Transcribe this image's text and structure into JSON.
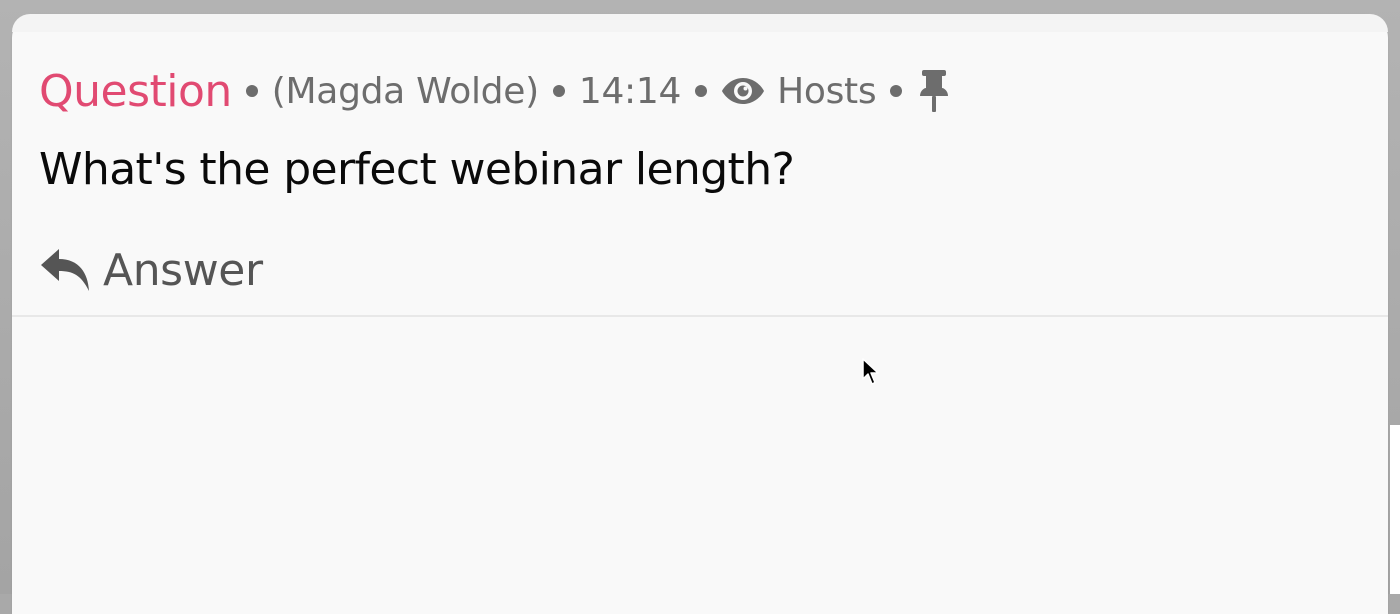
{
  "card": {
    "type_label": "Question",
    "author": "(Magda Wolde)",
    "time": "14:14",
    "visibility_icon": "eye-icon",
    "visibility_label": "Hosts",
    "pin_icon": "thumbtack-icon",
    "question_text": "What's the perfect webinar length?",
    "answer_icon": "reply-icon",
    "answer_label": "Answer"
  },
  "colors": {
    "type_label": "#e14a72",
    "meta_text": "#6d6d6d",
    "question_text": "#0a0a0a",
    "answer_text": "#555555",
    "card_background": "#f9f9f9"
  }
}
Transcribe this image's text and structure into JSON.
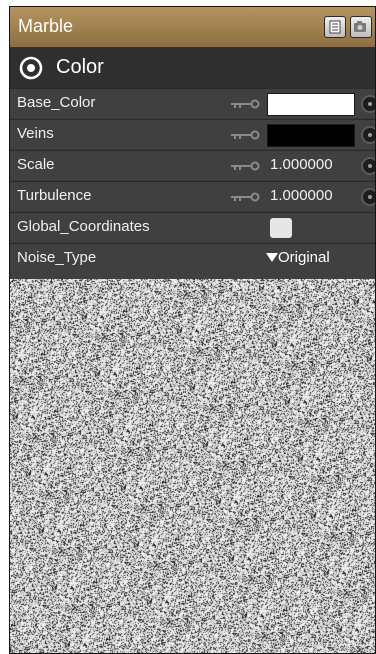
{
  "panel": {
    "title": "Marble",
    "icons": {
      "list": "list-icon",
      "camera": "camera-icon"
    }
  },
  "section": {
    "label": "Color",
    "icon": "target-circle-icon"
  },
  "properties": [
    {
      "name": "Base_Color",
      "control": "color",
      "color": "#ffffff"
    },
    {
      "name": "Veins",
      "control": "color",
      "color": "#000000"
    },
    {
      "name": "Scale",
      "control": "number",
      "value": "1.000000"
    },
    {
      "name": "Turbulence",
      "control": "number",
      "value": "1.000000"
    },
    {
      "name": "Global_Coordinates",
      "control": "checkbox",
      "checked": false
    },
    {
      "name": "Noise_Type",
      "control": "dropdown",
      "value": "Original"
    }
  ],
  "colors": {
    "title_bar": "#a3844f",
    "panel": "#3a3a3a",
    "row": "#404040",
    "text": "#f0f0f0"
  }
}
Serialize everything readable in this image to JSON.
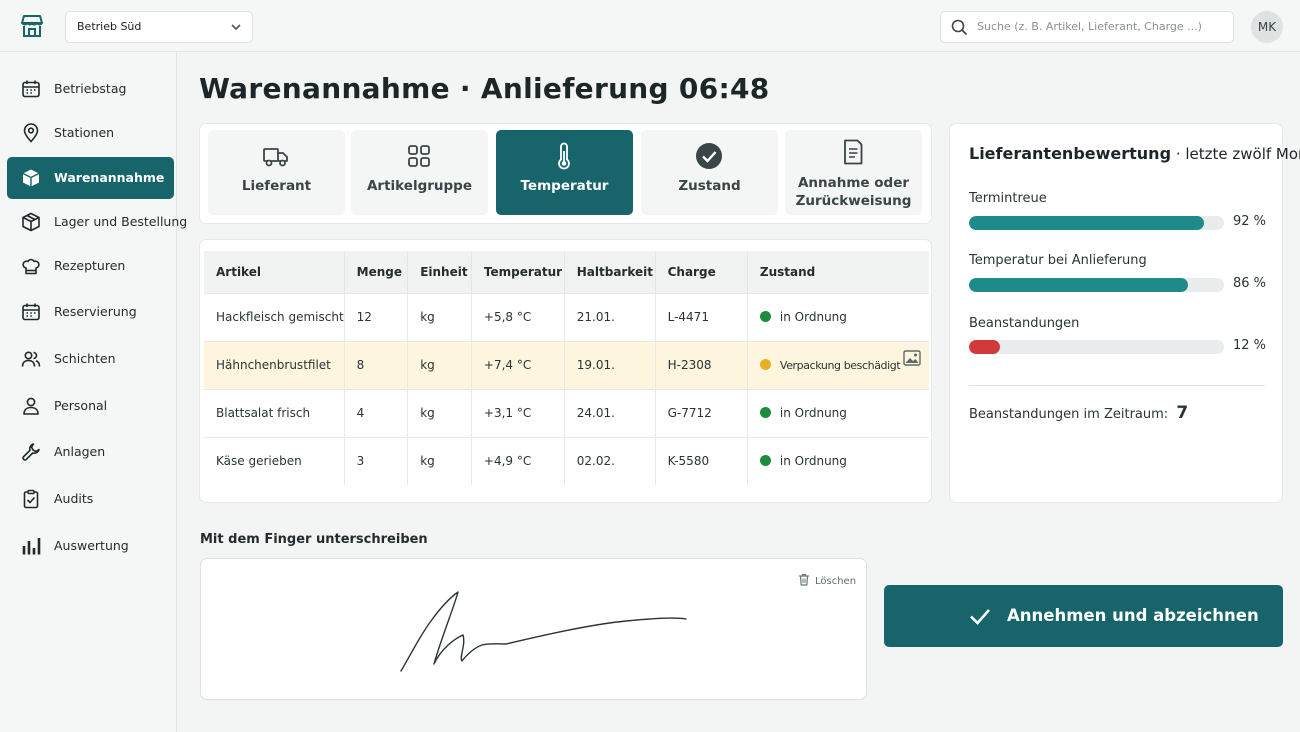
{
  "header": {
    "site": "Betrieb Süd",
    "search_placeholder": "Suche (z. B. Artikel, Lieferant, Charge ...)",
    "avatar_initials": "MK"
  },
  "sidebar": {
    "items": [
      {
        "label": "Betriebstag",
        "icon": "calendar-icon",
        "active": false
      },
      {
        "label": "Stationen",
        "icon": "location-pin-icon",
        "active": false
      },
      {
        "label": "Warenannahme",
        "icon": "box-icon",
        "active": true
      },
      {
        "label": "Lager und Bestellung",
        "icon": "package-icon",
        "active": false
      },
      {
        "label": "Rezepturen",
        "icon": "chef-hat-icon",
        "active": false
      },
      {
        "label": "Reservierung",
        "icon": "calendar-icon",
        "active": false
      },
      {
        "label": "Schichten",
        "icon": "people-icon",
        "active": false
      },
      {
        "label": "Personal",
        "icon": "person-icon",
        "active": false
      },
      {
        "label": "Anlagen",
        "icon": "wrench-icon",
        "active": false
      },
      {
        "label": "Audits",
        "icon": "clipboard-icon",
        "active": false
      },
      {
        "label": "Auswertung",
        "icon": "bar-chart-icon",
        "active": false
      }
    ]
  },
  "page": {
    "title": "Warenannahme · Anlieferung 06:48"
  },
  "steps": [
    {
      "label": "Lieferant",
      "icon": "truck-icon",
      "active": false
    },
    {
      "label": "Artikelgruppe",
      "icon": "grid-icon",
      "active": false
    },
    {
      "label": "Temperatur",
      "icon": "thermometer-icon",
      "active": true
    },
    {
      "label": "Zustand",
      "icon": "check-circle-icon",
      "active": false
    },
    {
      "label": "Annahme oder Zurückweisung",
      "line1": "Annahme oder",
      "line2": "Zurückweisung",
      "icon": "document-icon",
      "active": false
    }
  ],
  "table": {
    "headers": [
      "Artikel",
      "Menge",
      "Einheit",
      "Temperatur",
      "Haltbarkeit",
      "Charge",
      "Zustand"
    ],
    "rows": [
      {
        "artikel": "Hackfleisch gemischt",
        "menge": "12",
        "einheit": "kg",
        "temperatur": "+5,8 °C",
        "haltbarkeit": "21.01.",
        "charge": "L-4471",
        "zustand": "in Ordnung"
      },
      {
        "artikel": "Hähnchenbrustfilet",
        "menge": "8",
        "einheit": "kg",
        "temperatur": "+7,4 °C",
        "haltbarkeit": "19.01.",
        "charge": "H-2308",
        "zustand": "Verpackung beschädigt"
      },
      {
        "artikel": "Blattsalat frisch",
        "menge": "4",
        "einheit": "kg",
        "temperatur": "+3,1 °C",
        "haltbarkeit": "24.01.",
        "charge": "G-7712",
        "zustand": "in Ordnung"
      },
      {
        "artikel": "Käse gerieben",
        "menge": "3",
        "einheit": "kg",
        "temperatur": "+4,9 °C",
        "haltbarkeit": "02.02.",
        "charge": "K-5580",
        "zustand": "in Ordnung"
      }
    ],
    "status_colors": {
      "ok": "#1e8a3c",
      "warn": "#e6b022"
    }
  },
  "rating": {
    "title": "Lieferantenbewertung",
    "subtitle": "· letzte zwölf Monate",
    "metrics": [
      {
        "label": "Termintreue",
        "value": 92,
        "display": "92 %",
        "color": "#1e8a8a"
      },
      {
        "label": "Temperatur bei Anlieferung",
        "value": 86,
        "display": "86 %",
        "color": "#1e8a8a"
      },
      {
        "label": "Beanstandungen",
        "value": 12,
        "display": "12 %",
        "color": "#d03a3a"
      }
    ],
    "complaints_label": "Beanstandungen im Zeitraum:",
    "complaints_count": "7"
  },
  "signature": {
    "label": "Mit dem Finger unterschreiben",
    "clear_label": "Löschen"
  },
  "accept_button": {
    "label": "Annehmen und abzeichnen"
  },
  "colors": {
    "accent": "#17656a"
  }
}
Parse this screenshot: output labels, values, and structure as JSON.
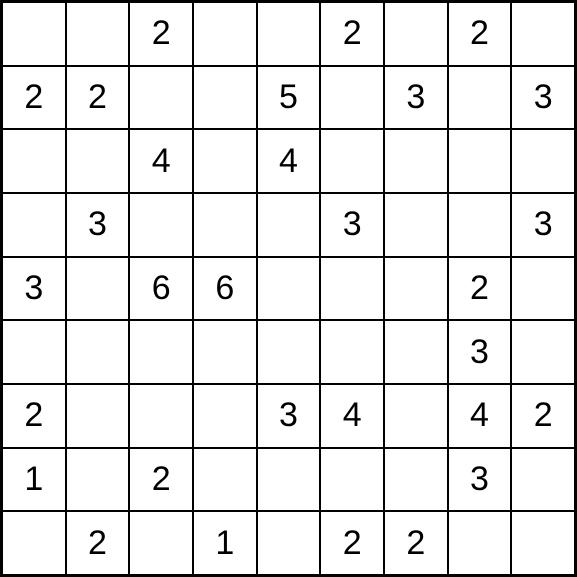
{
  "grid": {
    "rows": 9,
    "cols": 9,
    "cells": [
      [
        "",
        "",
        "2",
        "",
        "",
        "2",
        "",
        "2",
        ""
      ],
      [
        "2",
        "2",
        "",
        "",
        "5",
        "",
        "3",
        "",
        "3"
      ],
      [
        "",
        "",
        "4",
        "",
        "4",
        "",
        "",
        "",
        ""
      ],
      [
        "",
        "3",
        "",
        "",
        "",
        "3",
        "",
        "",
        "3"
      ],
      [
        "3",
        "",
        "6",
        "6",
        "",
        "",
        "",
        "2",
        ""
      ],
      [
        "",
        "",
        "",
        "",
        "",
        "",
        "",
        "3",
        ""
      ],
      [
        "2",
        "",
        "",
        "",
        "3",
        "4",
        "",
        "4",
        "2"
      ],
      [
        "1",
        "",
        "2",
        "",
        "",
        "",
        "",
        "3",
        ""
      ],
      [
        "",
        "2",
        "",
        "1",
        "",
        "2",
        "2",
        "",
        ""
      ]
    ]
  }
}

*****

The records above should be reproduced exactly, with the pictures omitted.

Transcribe this image's text and structure into JSON.
{
  "card": {
    "type_label": "Question",
    "author": "(Magda Wolde)",
    "time": "14:14",
    "visibility_icon": "eye-icon",
    "visibility_label": "Hosts",
    "pin_icon": "thumbtack-icon",
    "question_text": "What's the perfect webinar length?",
    "answer_icon": "reply-icon",
    "answer_label": "Answer"
  },
  "colors": {
    "type_label": "#e14a72",
    "meta_text": "#6d6d6d",
    "question_text": "#0a0a0a",
    "answer_text": "#555555",
    "card_background": "#f9f9f9"
  }
}
Transcribe this image's text and structure into JSON.
{
  "panel": {
    "title": "Marble",
    "icons": {
      "list": "list-icon",
      "camera": "camera-icon"
    }
  },
  "section": {
    "label": "Color",
    "icon": "target-circle-icon"
  },
  "properties": [
    {
      "name": "Base_Color",
      "control": "color",
      "color": "#ffffff"
    },
    {
      "name": "Veins",
      "control": "color",
      "color": "#000000"
    },
    {
      "name": "Scale",
      "control": "number",
      "value": "1.000000"
    },
    {
      "name": "Turbulence",
      "control": "number",
      "value": "1.000000"
    },
    {
      "name": "Global_Coordinates",
      "control": "checkbox",
      "checked": false
    },
    {
      "name": "Noise_Type",
      "control": "dropdown",
      "value": "Original"
    }
  ],
  "colors": {
    "title_bar": "#a3844f",
    "panel": "#3a3a3a",
    "row": "#404040",
    "text": "#f0f0f0"
  }
}
Serialize everything readable in this image to JSON.
{
  "header": {
    "site": "Betrieb Süd",
    "search_placeholder": "Suche (z. B. Artikel, Lieferant, Charge ...)",
    "avatar_initials": "MK"
  },
  "sidebar": {
    "items": [
      {
        "label": "Betriebstag",
        "icon": "calendar-icon",
        "active": false
      },
      {
        "label": "Stationen",
        "icon": "location-pin-icon",
        "active": false
      },
      {
        "label": "Warenannahme",
        "icon": "box-icon",
        "active": true
      },
      {
        "label": "Lager und Bestellung",
        "icon": "package-icon",
        "active": false
      },
      {
        "label": "Rezepturen",
        "icon": "chef-hat-icon",
        "active": false
      },
      {
        "label": "Reservierung",
        "icon": "calendar-icon",
        "active": false
      },
      {
        "label": "Schichten",
        "icon": "people-icon",
        "active": false
      },
      {
        "label": "Personal",
        "icon": "person-icon",
        "active": false
      },
      {
        "label": "Anlagen",
        "icon": "wrench-icon",
        "active": false
      },
      {
        "label": "Audits",
        "icon": "clipboard-icon",
        "active": false
      },
      {
        "label": "Auswertung",
        "icon": "bar-chart-icon",
        "active": false
      }
    ]
  },
  "page": {
    "title": "Warenannahme · Anlieferung 06:48"
  },
  "steps": [
    {
      "label": "Lieferant",
      "icon": "truck-icon",
      "active": false
    },
    {
      "label": "Artikelgruppe",
      "icon": "grid-icon",
      "active": false
    },
    {
      "label": "Temperatur",
      "icon": "thermometer-icon",
      "active": true
    },
    {
      "label": "Zustand",
      "icon": "check-circle-icon",
      "active": false
    },
    {
      "label": "Annahme oder Zurückweisung",
      "line1": "Annahme oder",
      "line2": "Zurückweisung",
      "icon": "document-icon",
      "active": false
    }
  ],
  "table": {
    "headers": [
      "Artikel",
      "Menge",
      "Einheit",
      "Temperatur",
      "Haltbarkeit",
      "Charge",
      "Zustand"
    ],
    "rows": [
      {
        "artikel": "Hackfleisch gemischt",
        "menge": "12",
        "einheit": "kg",
        "temperatur": "+5,8 °C",
        "haltbarkeit": "21.01.",
        "charge": "L-4471",
        "zustand": "in Ordnung"
      },
      {
        "artikel": "Hähnchenbrustfilet",
        "menge": "8",
        "einheit": "kg",
        "temperatur": "+7,4 °C",
        "haltbarkeit": "19.01.",
        "charge": "H-2308",
        "zustand": "Verpackung beschädigt"
      },
      {
        "artikel": "Blattsalat frisch",
        "menge": "4",
        "einheit": "kg",
        "temperatur": "+3,1 °C",
        "haltbarkeit": "24.01.",
        "charge": "G-7712",
        "zustand": "in Ordnung"
      },
      {
        "artikel": "Käse gerieben",
        "menge": "3",
        "einheit": "kg",
        "temperatur": "+4,9 °C",
        "haltbarkeit": "02.02.",
        "charge": "K-5580",
        "zustand": "in Ordnung"
      }
    ],
    "status_colors": {
      "ok": "#1e8a3c",
      "warn": "#e6b022"
    }
  },
  "rating": {
    "title": "Lieferantenbewertung",
    "subtitle": "· letzte zwölf Monate",
    "metrics": [
      {
        "label": "Termintreue",
        "value": 92,
        "display": "92 %",
        "color": "#1e8a8a"
      },
      {
        "label": "Temperatur bei Anlieferung",
        "value": 86,
        "display": "86 %",
        "color": "#1e8a8a"
      },
      {
        "label": "Beanstandungen",
        "value": 12,
        "display": "12 %",
        "color": "#d03a3a"
      }
    ],
    "complaints_label": "Beanstandungen im Zeitraum:",
    "complaints_count": "7"
  },
  "signature": {
    "label": "Mit dem Finger unterschreiben",
    "clear_label": "Löschen"
  },
  "accept_button": {
    "label": "Annehmen und abzeichnen"
  },
  "colors": {
    "accent": "#17656a"
  }
}
Parse this screenshot: output labels, values, and structure as JSON.
{
  "grid": {
    "rows": 9,
    "cols": 9,
    "cells": [
      [
        "",
        "",
        "2",
        "",
        "",
        "2",
        "",
        "2",
        ""
      ],
      [
        "2",
        "2",
        "",
        "",
        "5",
        "",
        "3",
        "",
        "3"
      ],
      [
        "",
        "",
        "4",
        "",
        "4",
        "",
        "",
        "",
        ""
      ],
      [
        "",
        "3",
        "",
        "",
        "",
        "3",
        "",
        "",
        "3"
      ],
      [
        "3",
        "",
        "6",
        "6",
        "",
        "",
        "",
        "2",
        ""
      ],
      [
        "",
        "",
        "",
        "",
        "",
        "",
        "",
        "3",
        ""
      ],
      [
        "2",
        "",
        "",
        "",
        "3",
        "4",
        "",
        "4",
        "2"
      ],
      [
        "1",
        "",
        "2",
        "",
        "",
        "",
        "",
        "3",
        ""
      ],
      [
        "",
        "2",
        "",
        "1",
        "",
        "2",
        "2",
        "",
        ""
      ]
    ]
  }
}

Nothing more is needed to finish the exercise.